### Task to carry out
Set down all of the data again, character for character.

### Material for the task
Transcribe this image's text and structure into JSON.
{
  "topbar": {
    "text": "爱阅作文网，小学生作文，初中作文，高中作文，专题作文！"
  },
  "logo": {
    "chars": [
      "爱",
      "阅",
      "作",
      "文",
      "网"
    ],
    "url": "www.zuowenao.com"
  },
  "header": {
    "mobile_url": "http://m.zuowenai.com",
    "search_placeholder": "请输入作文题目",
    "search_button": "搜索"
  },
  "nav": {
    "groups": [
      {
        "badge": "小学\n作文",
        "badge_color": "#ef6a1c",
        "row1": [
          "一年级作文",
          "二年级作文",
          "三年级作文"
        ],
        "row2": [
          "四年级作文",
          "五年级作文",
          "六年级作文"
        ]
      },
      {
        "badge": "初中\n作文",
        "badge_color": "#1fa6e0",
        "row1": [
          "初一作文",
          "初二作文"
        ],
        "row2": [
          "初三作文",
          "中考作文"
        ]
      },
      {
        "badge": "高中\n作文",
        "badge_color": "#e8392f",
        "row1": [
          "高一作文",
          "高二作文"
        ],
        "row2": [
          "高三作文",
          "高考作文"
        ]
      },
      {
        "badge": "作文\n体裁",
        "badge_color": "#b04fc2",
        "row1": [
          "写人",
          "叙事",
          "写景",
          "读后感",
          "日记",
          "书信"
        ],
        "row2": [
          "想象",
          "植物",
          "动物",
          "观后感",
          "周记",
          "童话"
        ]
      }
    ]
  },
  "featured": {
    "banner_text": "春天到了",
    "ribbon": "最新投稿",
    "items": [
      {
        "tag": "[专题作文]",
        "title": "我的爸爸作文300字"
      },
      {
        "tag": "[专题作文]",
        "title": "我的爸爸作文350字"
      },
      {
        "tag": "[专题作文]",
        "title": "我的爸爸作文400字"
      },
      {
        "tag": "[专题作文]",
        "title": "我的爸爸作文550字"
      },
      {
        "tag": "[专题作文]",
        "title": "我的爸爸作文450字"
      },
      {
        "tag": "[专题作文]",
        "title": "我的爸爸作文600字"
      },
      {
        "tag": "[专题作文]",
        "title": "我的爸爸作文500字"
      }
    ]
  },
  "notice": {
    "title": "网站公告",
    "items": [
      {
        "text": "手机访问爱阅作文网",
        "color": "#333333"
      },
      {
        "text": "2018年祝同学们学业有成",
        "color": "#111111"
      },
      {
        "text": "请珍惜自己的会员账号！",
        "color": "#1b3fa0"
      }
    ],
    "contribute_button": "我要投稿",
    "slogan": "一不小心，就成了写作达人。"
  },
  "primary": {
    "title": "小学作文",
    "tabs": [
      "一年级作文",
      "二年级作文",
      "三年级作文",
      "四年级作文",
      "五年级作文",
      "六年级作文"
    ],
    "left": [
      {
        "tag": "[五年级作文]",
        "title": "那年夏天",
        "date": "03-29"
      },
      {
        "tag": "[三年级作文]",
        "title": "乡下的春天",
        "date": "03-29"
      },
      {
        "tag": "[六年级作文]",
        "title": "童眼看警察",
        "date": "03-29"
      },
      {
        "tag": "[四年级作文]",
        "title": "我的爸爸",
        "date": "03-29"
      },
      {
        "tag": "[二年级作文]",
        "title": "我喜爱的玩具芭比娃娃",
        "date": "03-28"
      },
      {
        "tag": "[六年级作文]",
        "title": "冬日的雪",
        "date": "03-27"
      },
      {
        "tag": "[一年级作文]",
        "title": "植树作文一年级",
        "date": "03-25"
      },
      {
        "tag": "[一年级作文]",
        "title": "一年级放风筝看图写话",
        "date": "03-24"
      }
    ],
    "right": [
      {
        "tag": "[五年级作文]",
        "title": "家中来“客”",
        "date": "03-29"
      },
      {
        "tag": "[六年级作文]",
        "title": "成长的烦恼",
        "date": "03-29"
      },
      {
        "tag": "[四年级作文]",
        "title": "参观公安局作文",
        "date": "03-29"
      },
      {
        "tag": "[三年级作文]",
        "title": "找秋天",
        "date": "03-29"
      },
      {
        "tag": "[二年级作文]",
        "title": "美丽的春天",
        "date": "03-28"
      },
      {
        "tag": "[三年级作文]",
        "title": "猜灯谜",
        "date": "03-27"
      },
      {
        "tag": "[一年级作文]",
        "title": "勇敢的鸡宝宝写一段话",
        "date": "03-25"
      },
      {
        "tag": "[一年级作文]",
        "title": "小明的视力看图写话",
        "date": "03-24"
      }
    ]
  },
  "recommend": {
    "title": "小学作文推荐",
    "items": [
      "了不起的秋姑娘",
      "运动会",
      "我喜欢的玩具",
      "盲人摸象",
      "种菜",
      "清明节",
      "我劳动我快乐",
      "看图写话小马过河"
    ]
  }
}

### Problem solution
Transcribe this image's text and structure into JSON.
{
  "topbar": {
    "text": "爱阅作文网，小学生作文，初中作文，高中作文，专题作文！"
  },
  "logo": {
    "chars": [
      "爱",
      "阅",
      "作",
      "文",
      "网"
    ],
    "url": "www.zuowenao.com"
  },
  "header": {
    "mobile_url": "http://m.zuowenai.com",
    "search_placeholder": "请输入作文题目",
    "search_button": "搜索"
  },
  "nav": {
    "groups": [
      {
        "badge": "小学\n作文",
        "badge_color": "#ef6a1c",
        "row1": [
          "一年级作文",
          "二年级作文",
          "三年级作文"
        ],
        "row2": [
          "四年级作文",
          "五年级作文",
          "六年级作文"
        ]
      },
      {
        "badge": "初中\n作文",
        "badge_color": "#1fa6e0",
        "row1": [
          "初一作文",
          "初二作文"
        ],
        "row2": [
          "初三作文",
          "中考作文"
        ]
      },
      {
        "badge": "高中\n作文",
        "badge_color": "#e8392f",
        "row1": [
          "高一作文",
          "高二作文"
        ],
        "row2": [
          "高三作文",
          "高考作文"
        ]
      },
      {
        "badge": "作文\n体裁",
        "badge_color": "#b04fc2",
        "row1": [
          "写人",
          "叙事",
          "写景",
          "读后感",
          "日记",
          "书信"
        ],
        "row2": [
          "想象",
          "植物",
          "动物",
          "观后感",
          "周记",
          "童话"
        ]
      }
    ]
  },
  "featured": {
    "banner_text": "春天到了",
    "ribbon": "最新投稿",
    "items": [
      {
        "tag": "[专题作文]",
        "title": "我的爸爸作文300字"
      },
      {
        "tag": "[专题作文]",
        "title": "我的爸爸作文350字"
      },
      {
        "tag": "[专题作文]",
        "title": "我的爸爸作文400字"
      },
      {
        "tag": "[专题作文]",
        "title": "我的爸爸作文550字"
      },
      {
        "tag": "[专题作文]",
        "title": "我的爸爸作文450字"
      },
      {
        "tag": "[专题作文]",
        "title": "我的爸爸作文600字"
      },
      {
        "tag": "[专题作文]",
        "title": "我的爸爸作文500字"
      }
    ]
  },
  "notice": {
    "title": "网站公告",
    "items": [
      {
        "text": "手机访问爱阅作文网",
        "color": "#333333"
      },
      {
        "text": "2018年祝同学们学业有成",
        "color": "#111111"
      },
      {
        "text": "请珍惜自己的会员账号！",
        "color": "#1b3fa0"
      }
    ],
    "contribute_button": "我要投稿",
    "slogan": "一不小心，就成了写作达人。"
  },
  "primary": {
    "title": "小学作文",
    "tabs": [
      "一年级作文",
      "二年级作文",
      "三年级作文",
      "四年级作文",
      "五年级作文",
      "六年级作文"
    ],
    "left": [
      {
        "tag": "[五年级作文]",
        "title": "那年夏天",
        "date": "03-29"
      },
      {
        "tag": "[三年级作文]",
        "title": "乡下的春天",
        "date": "03-29"
      },
      {
        "tag": "[六年级作文]",
        "title": "童眼看警察",
        "date": "03-29"
      },
      {
        "tag": "[四年级作文]",
        "title": "我的爸爸",
        "date": "03-29"
      },
      {
        "tag": "[二年级作文]",
        "title": "我喜爱的玩具芭比娃娃",
        "date": "03-28"
      },
      {
        "tag": "[六年级作文]",
        "title": "冬日的雪",
        "date": "03-27"
      },
      {
        "tag": "[一年级作文]",
        "title": "植树作文一年级",
        "date": "03-25"
      },
      {
        "tag": "[一年级作文]",
        "title": "一年级放风筝看图写话",
        "date": "03-24"
      }
    ],
    "right": [
      {
        "tag": "[五年级作文]",
        "title": "家中来“客”",
        "date": "03-29"
      },
      {
        "tag": "[六年级作文]",
        "title": "成长的烦恼",
        "date": "03-29"
      },
      {
        "tag": "[四年级作文]",
        "title": "参观公安局作文",
        "date": "03-29"
      },
      {
        "tag": "[三年级作文]",
        "title": "找秋天",
        "date": "03-29"
      },
      {
        "tag": "[二年级作文]",
        "title": "美丽的春天",
        "date": "03-28"
      },
      {
        "tag": "[三年级作文]",
        "title": "猜灯谜",
        "date": "03-27"
      },
      {
        "tag": "[一年级作文]",
        "title": "勇敢的鸡宝宝写一段话",
        "date": "03-25"
      },
      {
        "tag": "[一年级作文]",
        "title": "小明的视力看图写话",
        "date": "03-24"
      }
    ]
  },
  "recommend": {
    "title": "小学作文推荐",
    "items": [
      "了不起的秋姑娘",
      "运动会",
      "我喜欢的玩具",
      "盲人摸象",
      "种菜",
      "清明节",
      "我劳动我快乐",
      "看图写话小马过河"
    ]
  }
}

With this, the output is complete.